While farming had escaped the direct impact of the pandemic initially, farm-gate prices are now beginning to be impacted negatively across all commodities.
The beef sector was already under pressure before this crisis and prices have fallen a further 10% over the past month. The outlook for dairy prices is also weak, with prices expected to fall 10-20% this year.
The reasons are straightforward – demand has collapsed due to the closure of food service where up to 50% of all food is consumed. As a result, in some countries (the UK and US) some milk is being dumped with farmers in France now being paid not to produce milk.
One of the biggest challenges during the pandemic has been to ensure that all the milk and animals coming off farms continued to be processed. The industry has succeeded to date.
However, the challenge remains as the country comes into peak milk supply in the coming weeks with little-to-no spare capacity should a factory go down due to an outbreak of Covid-19.
The full impact of this crisis on the agri-food supply chain is unknown. What is known is that this crisis has brought renewed attention to the critical importance of food production. This pandemic has tested the sustainability and resilience of the global food-supply system.
Food security, one of the founding principles of the EU’s Common Agricultural Policy (CAP), looks set to become a key priority as a result of this crisis.
The outbreak has presented a shock to commodity markets at a time when prospects were already muted – particularly for beef.
Over the last 70 years, there were four global recessions. The evidence shows that during recessions, agricultural commodity prices are generally less affected than other commodities such as oil.
However, higher trade costs – due to enhanced border checks – will particularly affect agriculture and food commodities.
Some countries have also already announced temporary trade restrictions such as export bans, while others have begun stockpiling food commodities through accelerated imports over concerns about food security.
These decisions could affect trade flows and impact global prices. How this plays out in the long run depends on many factors, including the duration and severity of the pandemic and how countries respond to it.

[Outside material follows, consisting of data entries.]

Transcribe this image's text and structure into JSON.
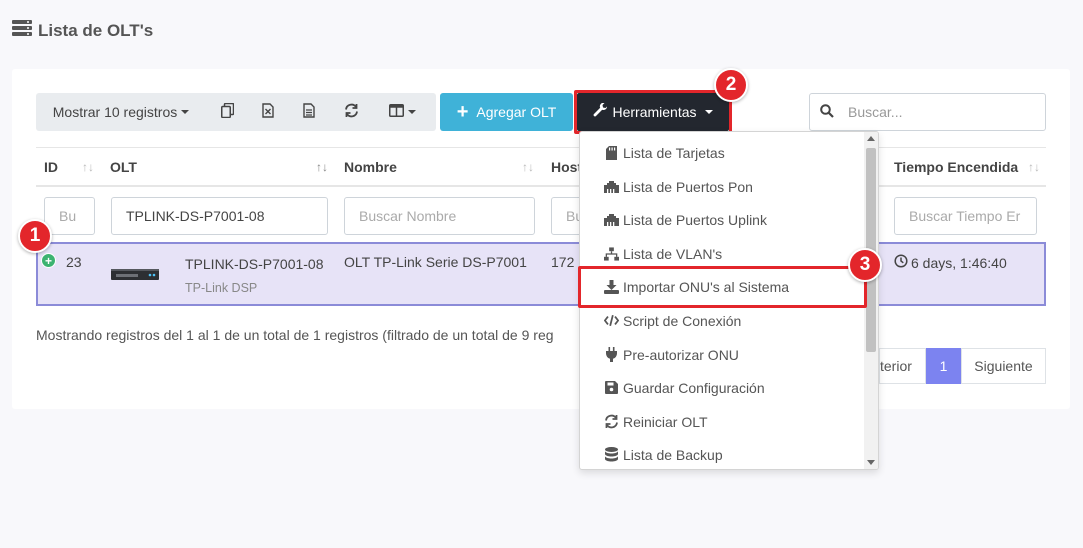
{
  "page": {
    "title": "Lista de OLT's"
  },
  "toolbar": {
    "show_records_label": "Mostrar 10 registros",
    "add_label": "Agregar OLT",
    "tools_label": "Herramientas"
  },
  "search": {
    "placeholder": "Buscar..."
  },
  "table": {
    "headers": {
      "id": "ID",
      "olt": "OLT",
      "nombre": "Nombre",
      "host": "Host",
      "tiempo": "Tiempo Encendida"
    },
    "filters": {
      "id": "Bu",
      "olt": "TPLINK-DS-P7001-08",
      "nombre": "Buscar Nombre",
      "host": "Bu",
      "tiempo": "Buscar Tiempo Er"
    },
    "row": {
      "id": "23",
      "olt_name": "TPLINK-DS-P7001-08",
      "olt_sub": "TP-Link DSP",
      "nombre": "OLT TP-Link Serie DS-P7001",
      "host": "172",
      "tiempo": "6 days, 1:46:40"
    }
  },
  "footer": {
    "info": "Mostrando registros del 1 al 1 de un total de 1 registros (filtrado de un total de 9 reg",
    "prev": "terior",
    "page": "1",
    "next": "Siguiente"
  },
  "dropdown": {
    "items": [
      {
        "label": "Lista de Tarjetas",
        "icon": "sd-card-icon"
      },
      {
        "label": "Lista de Puertos Pon",
        "icon": "ethernet-icon"
      },
      {
        "label": "Lista de Puertos Uplink",
        "icon": "ethernet-icon"
      },
      {
        "label": "Lista de VLAN's",
        "icon": "sitemap-icon"
      },
      {
        "label": "Importar ONU's al Sistema",
        "icon": "download-icon"
      },
      {
        "label": "Script de Conexión",
        "icon": "code-icon"
      },
      {
        "label": "Pre-autorizar ONU",
        "icon": "plug-icon"
      },
      {
        "label": "Guardar Configuración",
        "icon": "save-icon"
      },
      {
        "label": "Reiniciar OLT",
        "icon": "sync-icon"
      },
      {
        "label": "Lista de Backup",
        "icon": "database-icon"
      }
    ]
  },
  "annotations": {
    "step1": "1",
    "step2": "2",
    "step3": "3"
  },
  "colors": {
    "highlight_red": "#e3262b",
    "add_button": "#3fb2d8",
    "tools_button": "#23272f",
    "row_selected": "#e7e3f7",
    "pagination_active": "#7c83f0"
  }
}
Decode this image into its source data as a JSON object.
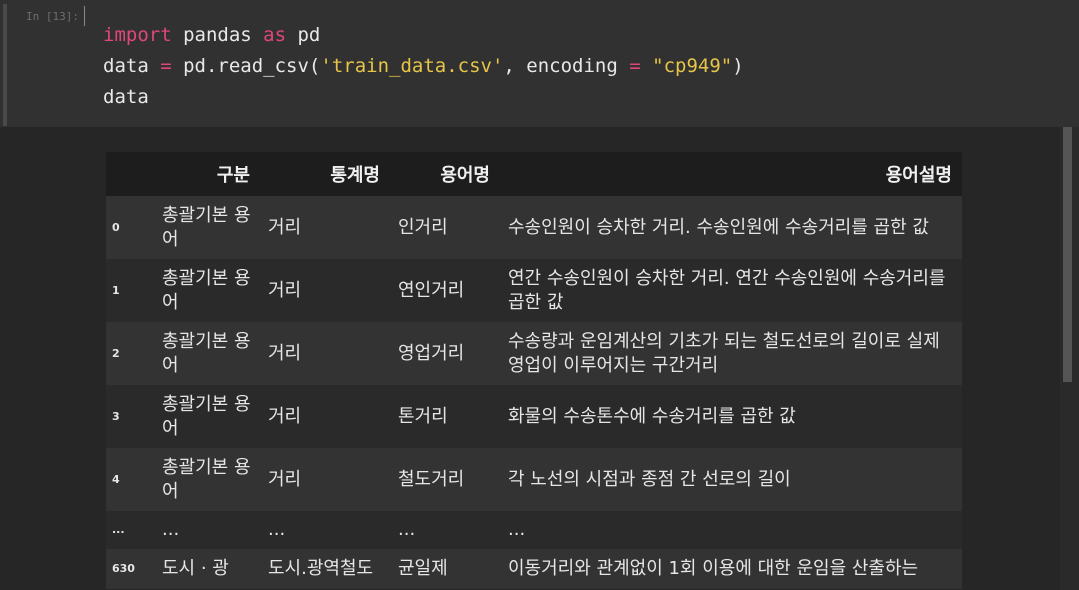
{
  "prompt": "In [13]:",
  "code": {
    "line1": {
      "kw1": "import",
      "mid": " pandas ",
      "kw2": "as",
      "end": " pd"
    },
    "line2": {
      "a": "data ",
      "eq1": "=",
      "b": " pd.read_csv(",
      "str1": "'train_data.csv'",
      "c": ", encoding ",
      "eq2": "=",
      "d": " ",
      "str2": "\"cp949\"",
      "e": ")"
    },
    "line3": "data"
  },
  "table": {
    "headers": [
      "구분",
      "통계명",
      "용어명",
      "용어설명"
    ],
    "rows": [
      {
        "idx": "0",
        "c1": "총괄기본 용어",
        "c2": "거리",
        "c3": "인거리",
        "c4": "수송인원이 승차한 거리. 수송인원에 수송거리를 곱한 값"
      },
      {
        "idx": "1",
        "c1": "총괄기본 용어",
        "c2": "거리",
        "c3": "연인거리",
        "c4": "연간 수송인원이 승차한 거리. 연간 수송인원에 수송거리를 곱한 값"
      },
      {
        "idx": "2",
        "c1": "총괄기본 용어",
        "c2": "거리",
        "c3": "영업거리",
        "c4": "수송량과 운임계산의 기초가 되는 철도선로의 길이로 실제영업이 이루어지는 구간거리"
      },
      {
        "idx": "3",
        "c1": "총괄기본 용어",
        "c2": "거리",
        "c3": "톤거리",
        "c4": "화물의 수송톤수에 수송거리를 곱한 값"
      },
      {
        "idx": "4",
        "c1": "총괄기본 용어",
        "c2": "거리",
        "c3": "철도거리",
        "c4": "각 노선의 시점과 종점 간 선로의 길이"
      }
    ],
    "ellipsis": {
      "idx": "...",
      "c1": "...",
      "c2": "...",
      "c3": "...",
      "c4": "..."
    },
    "partial": {
      "idx": "630",
      "c1": "도시 · 광",
      "c2": "도시.광역철도",
      "c3": "균일제",
      "c4": "이동거리와 관계없이 1회 이용에 대한 운임을 산출하는"
    }
  }
}
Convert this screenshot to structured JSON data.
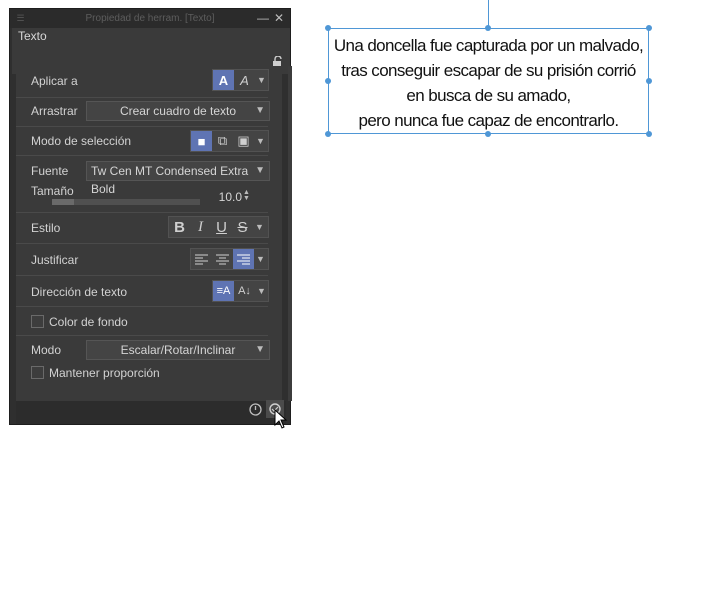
{
  "panel": {
    "title": "Propiedad de herram. [Texto]",
    "minimize_symbol": "—",
    "close_symbol": "✕",
    "tab_label": "Texto",
    "lock_icon": "lock-icon",
    "rows": {
      "apply_to": {
        "label": "Aplicar a",
        "icons": [
          "text-fill-icon",
          "text-outline-icon"
        ]
      },
      "drag": {
        "label": "Arrastrar",
        "value": "Crear cuadro de texto"
      },
      "selection_mode": {
        "label": "Modo de selección",
        "icons": [
          "new-selection-icon",
          "add-selection-icon",
          "intersect-selection-icon"
        ]
      },
      "font": {
        "label": "Fuente",
        "value": "Tw Cen MT Condensed Extra Bold"
      },
      "size": {
        "label": "Tamaño",
        "value": "10.0",
        "slider_fraction": 0.15
      },
      "style": {
        "label": "Estilo",
        "bold": "B",
        "italic": "I",
        "underline": "U",
        "strike": "S"
      },
      "justify": {
        "label": "Justificar",
        "icons": [
          "align-left-icon",
          "align-center-icon",
          "align-right-icon"
        ],
        "active": "align-right"
      },
      "direction": {
        "label": "Dirección de texto",
        "icons": [
          "horizontal-text-icon",
          "vertical-text-icon"
        ]
      },
      "background": {
        "label": "Color de fondo",
        "checked": false
      },
      "mode": {
        "label": "Modo",
        "value": "Escalar/Rotar/Inclinar"
      },
      "keep_ratio": {
        "label": "Mantener proporción",
        "checked": false
      }
    },
    "footer_icons": [
      "reset-icon",
      "settings-icon"
    ]
  },
  "canvas": {
    "text_lines": [
      "Una doncella fue capturada por un malvado,",
      "tras conseguir escapar de su prisión corrió",
      "en busca de su amado,",
      "pero nunca fue capaz de encontrarlo."
    ]
  },
  "colors": {
    "accent": "#5f74b3",
    "selection": "#4f97d6",
    "panel_bg": "#3a3a3a"
  }
}
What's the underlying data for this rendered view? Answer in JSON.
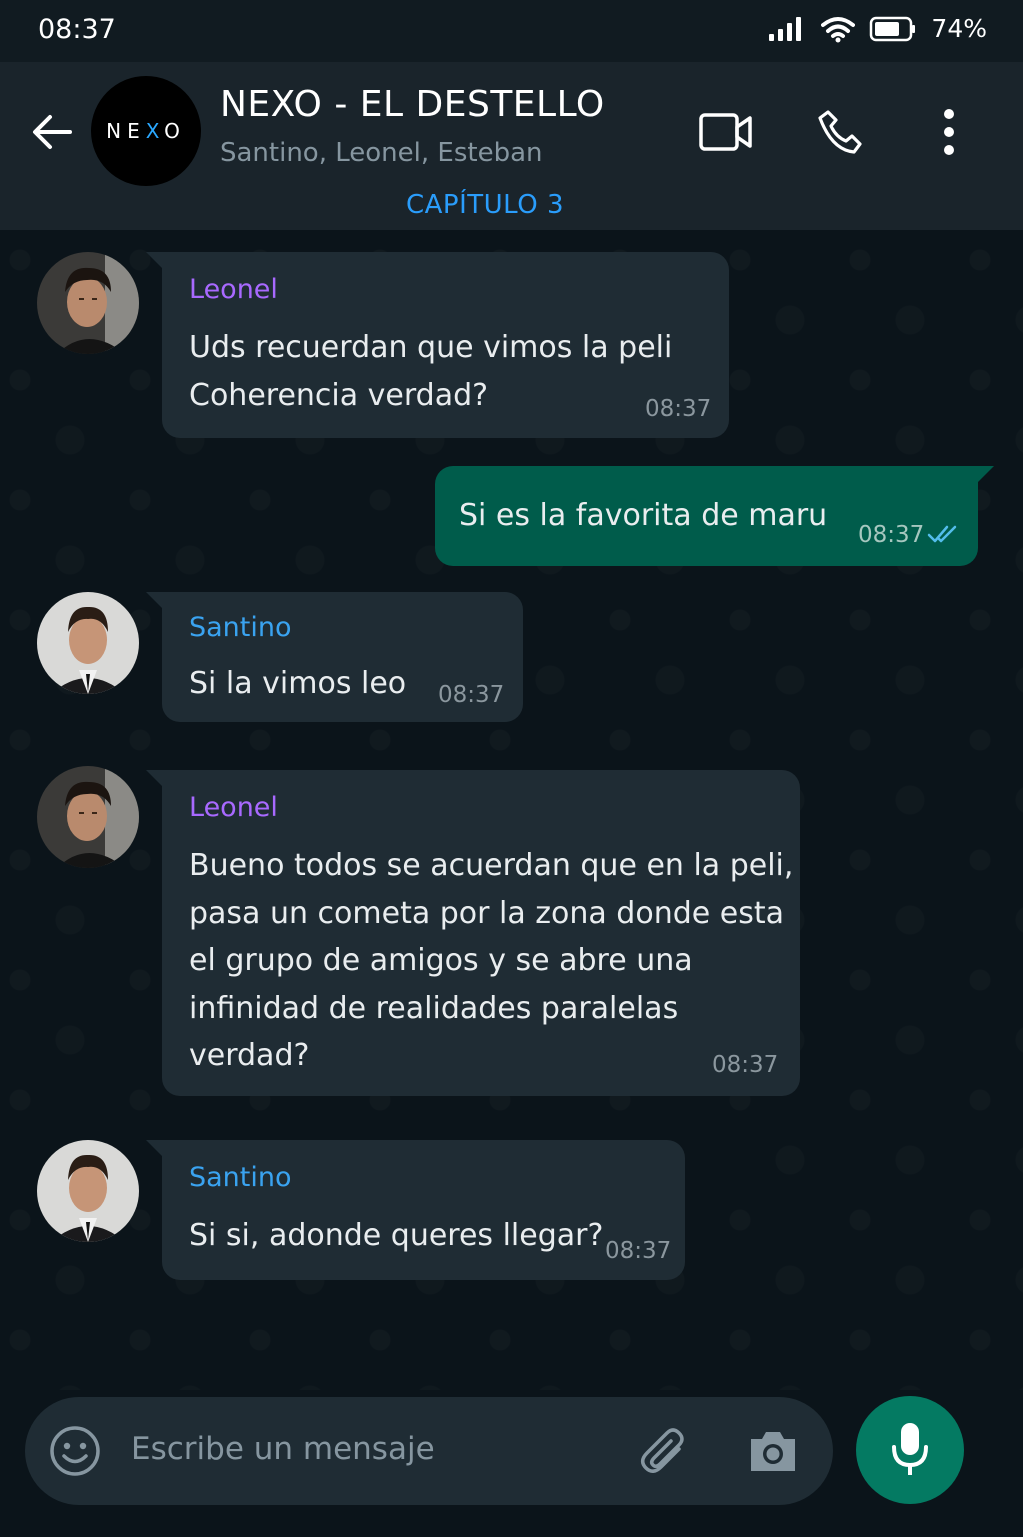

Covid-19 may transform the way consumers purchase food permanently. At the onset of the outbreak, there was a significant increase in demand as people panic-bought. However, food demand is generally inelastic and its effect on overall consumption will likely be limited.
The mitigation measures implemented in many countries may lead to shifts in consumer habits and the exacerbation of existing trends, such as the move towards alternative meats, improved welfare, local food and ethically-produced foods.
In the future we may well see the return of the ‘big shop’ with reduced visits to supermarkets, increased online food deliveries and a rise in eating at home.
Farmers have learned to manage volatility in agri-commodity prices, having lived with fluctuating prices over the last decade. It is now an established part of the farming cycle.
As the world slowly adjusts to life beyond Covid-19, a greater emphasis on cost control and productivity will come to the fore on farms.
Environmental and climate challenges will only become more important as consumers demand top-quality, safe food – produced to the highest standard.
The long-term fundamentals remain strong, with over a fifth of adults worldwide actively trying to increase their intake of protein.
Ireland’s farmers are well placed to meet these demands – producing high-quality, natural proteins from grass on family farms around the country.
To date, we have not seen an increase in requests from farmers for additional facilities, although we do anticipate this changing – if commodity prices remain low for a sustained period of time.
We have supports to help farmers to mitigate against the impact of commodity price volatility, including Agriflex – a specific option whereby farmers can request an interest-only repayment for up to 12 months.
The sector is lowly borrowed, with only around a third of farms having borrowings. It has also de-leveraged over the past decade, despite being in growth mode.
Agriculture is very important to us. It accounts for the biggest share of our business lending.
14 Feb 2023
3 Feb 2023